As the capital of the Xinjiang Uygur Autonomous Region, Urumqi is fast-growing Central Aisan hub, as well as a popular tourist city. Covering an area of 14,200 square kilometers, Urumqi now has seven districts, one county and two national development zones under its jurisdiction. Located in the geographical center of the mainland of Asia, the city borders the Turpan Basin to the east and Tianshan Mountains to the north.
During the Tang Dynasty (A.D. 618-907), the central government built a city wall at Urumqi and gradually the city became a vital point on the northern route of the Silk Road. The city was destroyed during the Ming Dynasty (1368-1644) and rebuilt in 1763 during the reign of Emperor Qianlong of the Qing Dynasty. Several hundred years later, the once picturesque pastureland has become a metropolis with streets lined with modern high buildings and bustling commercial establishments. Today, Urumqi is the political, economic, cultural and transportation center of Xinjiang Uygur Autonomous Region. High-rise apartments and tower blocks form a modern skyline that will soon dash any thoughts of spotting wandering camels and ancient caravanserais.
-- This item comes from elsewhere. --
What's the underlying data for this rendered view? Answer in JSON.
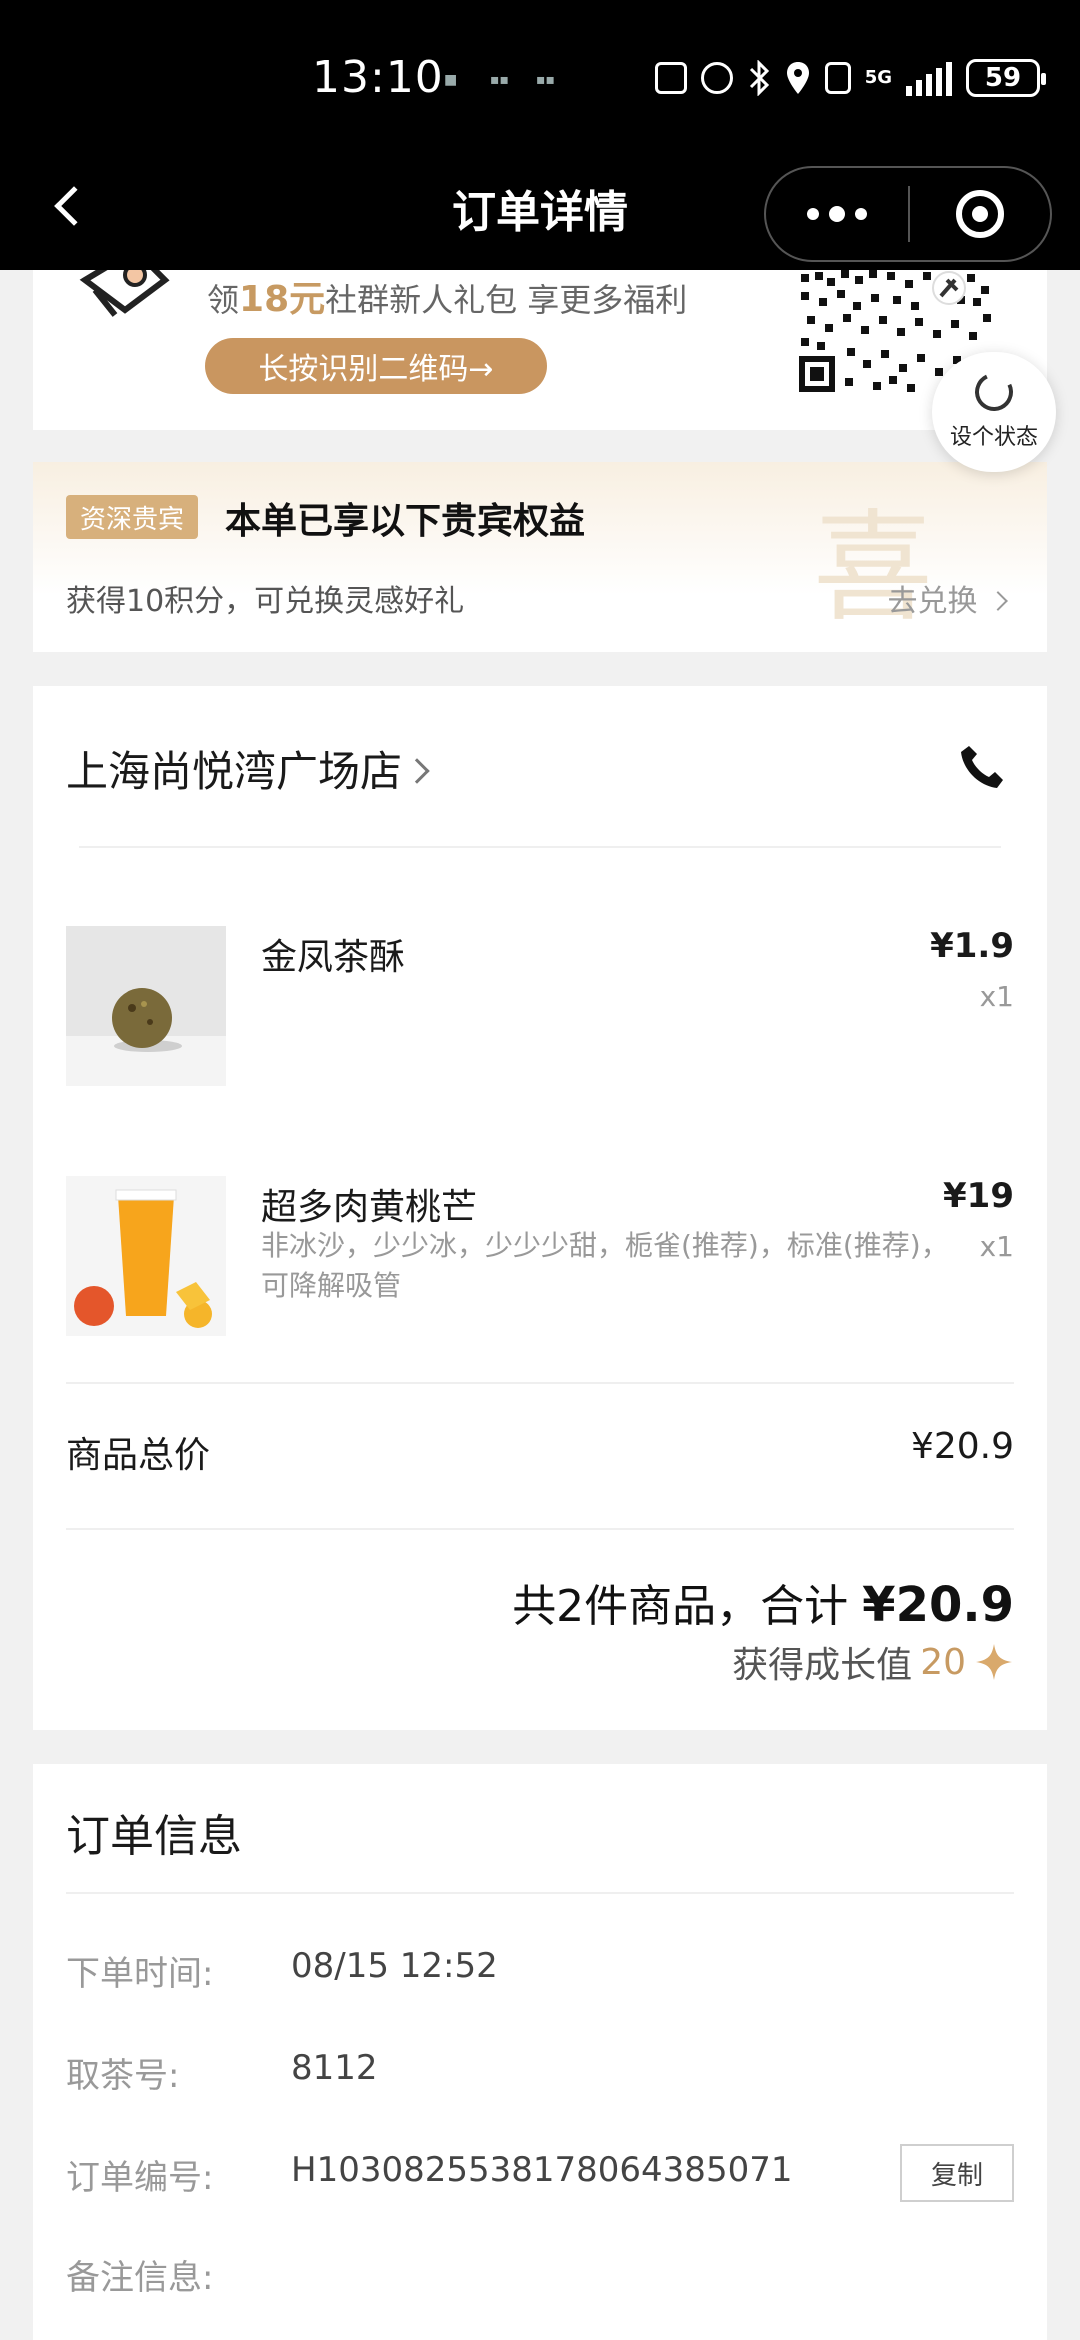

Urumqi has over two million residents, among which are many minorities, such as Uighur and Kazak. The Uighur is one of the largest ethnic groups in China. Various ethnic groups get together, communicating with each other and furthering their development, making Urumqi a fascinating place for multi-ethnic cultures.
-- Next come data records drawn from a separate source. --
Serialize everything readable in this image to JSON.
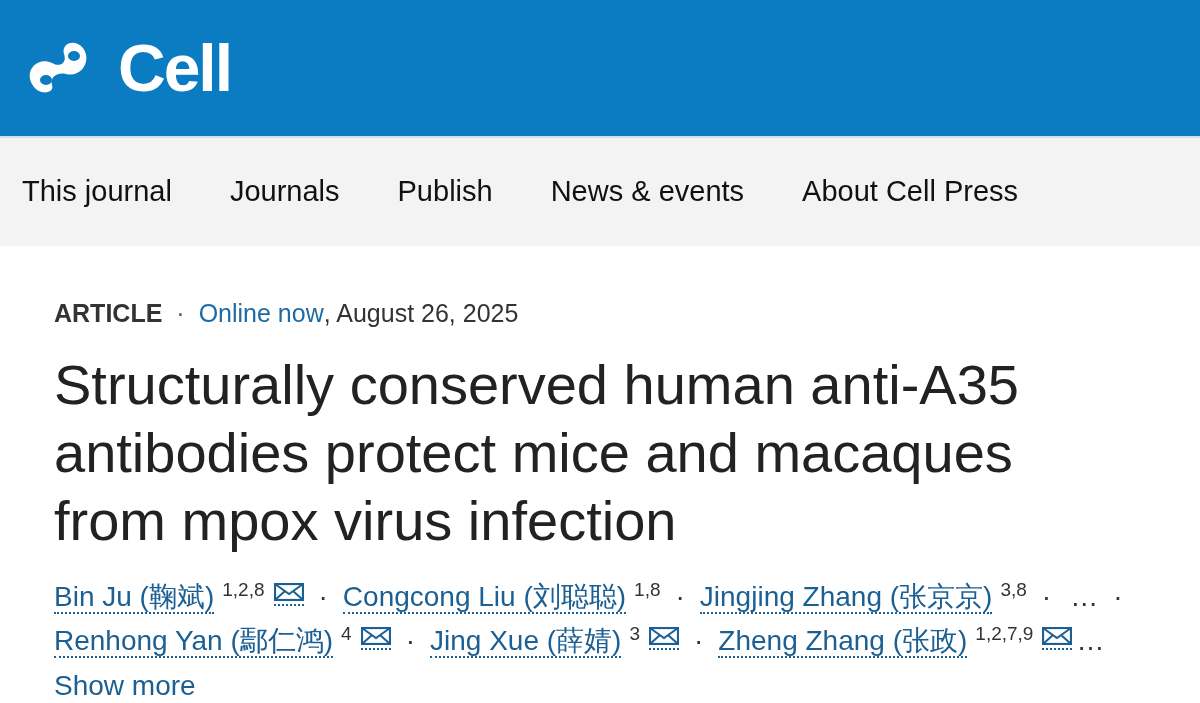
{
  "header": {
    "logo_text": "Cell"
  },
  "nav": [
    "This journal",
    "Journals",
    "Publish",
    "News & events",
    "About Cell Press"
  ],
  "article": {
    "type": "ARTICLE",
    "separator": "·",
    "status": "Online now",
    "date": ", August 26, 2025",
    "title": "Structurally conserved human anti-A35 antibodies protect mice and macaques from mpox virus infection",
    "author_rows": [
      [
        {
          "kind": "author",
          "name": "Bin Ju (鞠斌)",
          "affiliations": "1,2,8",
          "email": true
        },
        {
          "kind": "separator",
          "text": "·"
        },
        {
          "kind": "author",
          "name": "Congcong Liu (刘聪聪)",
          "affiliations": "1,8",
          "email": false
        },
        {
          "kind": "separator",
          "text": "·"
        },
        {
          "kind": "author",
          "name": "Jingjing Zhang (张京京)",
          "affiliations": "3,8",
          "email": false
        },
        {
          "kind": "separator",
          "text": "·"
        },
        {
          "kind": "ellipsis",
          "text": "…"
        },
        {
          "kind": "separator",
          "text": "·"
        }
      ],
      [
        {
          "kind": "author",
          "name": "Renhong Yan (鄢仁鸿)",
          "affiliations": "4",
          "email": true
        },
        {
          "kind": "separator",
          "text": "·"
        },
        {
          "kind": "author",
          "name": "Jing Xue (薛婧)",
          "affiliations": "3",
          "email": true
        },
        {
          "kind": "separator",
          "text": "·"
        },
        {
          "kind": "author",
          "name": "Zheng Zhang (张政)",
          "affiliations": "1,2,7,9",
          "email": true
        },
        {
          "kind": "ellipsis",
          "text": "…"
        }
      ]
    ],
    "show_more": "Show more"
  }
}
The most famous attractions in Urumqi include the Heavenly Lake, the Southern Pastures, the Red Hill, the Southern Mosque, the Tartar Mosque, and the Xinjiang Regional Museum and so on. Besides, shopping in the International Grand Bazaar is a pleasant experience.